— The First Real Target (1961, 54x49cm) _ The foundations of Pop Art in America were laid during the 1950s by Jasper Johns and Robert Rauschenberg. Like Blake, both these artists incorporated images taken from popular culture into a fine art context, and Blake has acknowledged their example. This work refers to Johns's work in particular. Whereas Johns had taken a familiar object - a target - and executed this motif on the canvas in a painterly style, Blake took this further by using a real archery target purchased from a sports shop. The work of art is consequently less like a painting and is even closer to the real world. Blake thus questions: is this 'the first real target'?

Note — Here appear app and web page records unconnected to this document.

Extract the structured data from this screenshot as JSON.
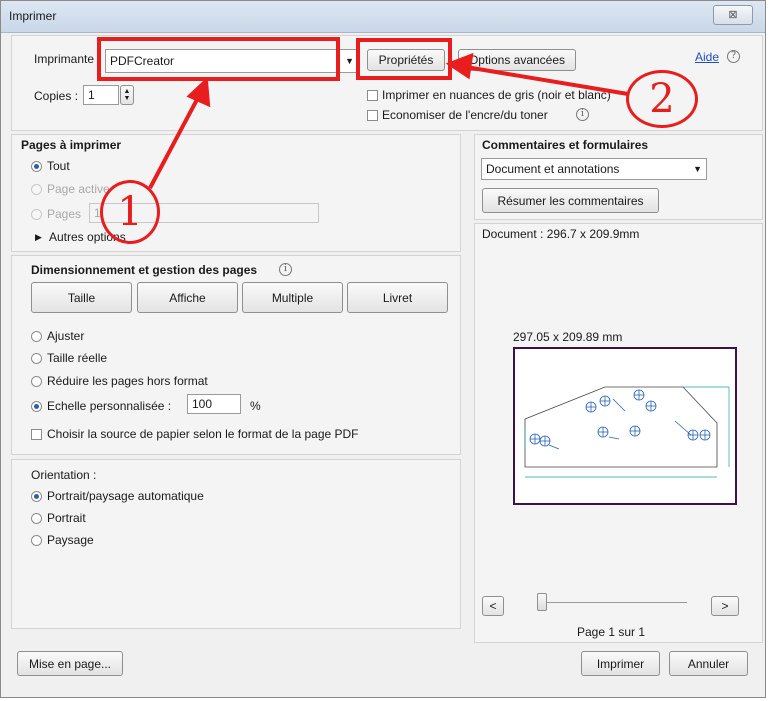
{
  "window": {
    "title": "Imprimer",
    "close_glyph": "⊠"
  },
  "printer": {
    "label": "Imprimante :",
    "selected": "PDFCreator",
    "properties_button": "Propriétés",
    "advanced_button": "Options avancées",
    "help_link": "Aide",
    "copies_label": "Copies :",
    "copies_value": "1",
    "grayscale_label": "Imprimer en nuances de gris (noir et blanc)",
    "ink_saver_label": "Economiser de l'encre/du toner"
  },
  "pages_to_print": {
    "heading": "Pages à imprimer",
    "all": "Tout",
    "current_page": "Page active",
    "pages": "Pages",
    "pages_value": "1",
    "more_options": "Autres options"
  },
  "sizing": {
    "heading": "Dimensionnement et gestion des pages",
    "tabs": [
      "Taille",
      "Affiche",
      "Multiple",
      "Livret"
    ],
    "fit": "Ajuster",
    "actual_size": "Taille réelle",
    "shrink": "Réduire les pages hors format",
    "custom_scale": "Echelle personnalisée :",
    "custom_scale_value": "100",
    "percent": "%",
    "paper_source": "Choisir la source de papier selon le format de la page PDF"
  },
  "orientation": {
    "heading": "Orientation :",
    "auto": "Portrait/paysage automatique",
    "portrait": "Portrait",
    "landscape": "Paysage"
  },
  "comments": {
    "heading": "Commentaires et formulaires",
    "selected": "Document et annotations",
    "summarize_button": "Résumer les commentaires"
  },
  "preview": {
    "document_size": "Document : 296.7 x 209.9mm",
    "page_size": "297.05 x 209.89 mm",
    "prev_button": "<",
    "next_button": ">",
    "page_indicator": "Page 1 sur 1"
  },
  "footer": {
    "page_setup_button": "Mise en page...",
    "print_button": "Imprimer",
    "cancel_button": "Annuler"
  },
  "annotations": {
    "marker_1": "1",
    "marker_2": "2"
  },
  "colors": {
    "annotation_red": "#e81e1e",
    "title_bar": "#c9d7e8"
  }
}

— The Toy Shop (1962, 157x194x34cm relief) _ In the mid-1950s Blake incorporated images from popular culture into his art by painting them with meticulous realism, as in On the Balcony. Later, in works such as Tuesday, he extended this sense of realism by collaging in actual photographs, postcards or printed ephemera. It was therefore a natural progression for him to use three-dimensional objects to stress the reality of the work even further. The Toy Shop was originally conceived both as a work of art and as a way of storing Blake's collection of toys, a selection which reflects Blake's interests and enthusiasms. The door and window were obtained from a demolition site
— Beach Boys (1964, 53x31cm)
— The Masked Zebra Kid (1965, 55x27cm) _ Blake was one of the leaders of British Pop Art, a movement which celebrated contemporary popular culture. This is one of a series of collages he made during the 1960s with pin-up photos, posters and other ephemeral images. Blake has long been a fan of wrestling and had been to watch an American wrestler called the Masked Zebra Kid fight several times. The autograph of the wrestler in the center of the painting is surrounded by photographs taken from a fan magazine.
— J.A. (1969)
— Well, this is grand!" said Alice. "I never expected I should be a Queen so soon." (1970)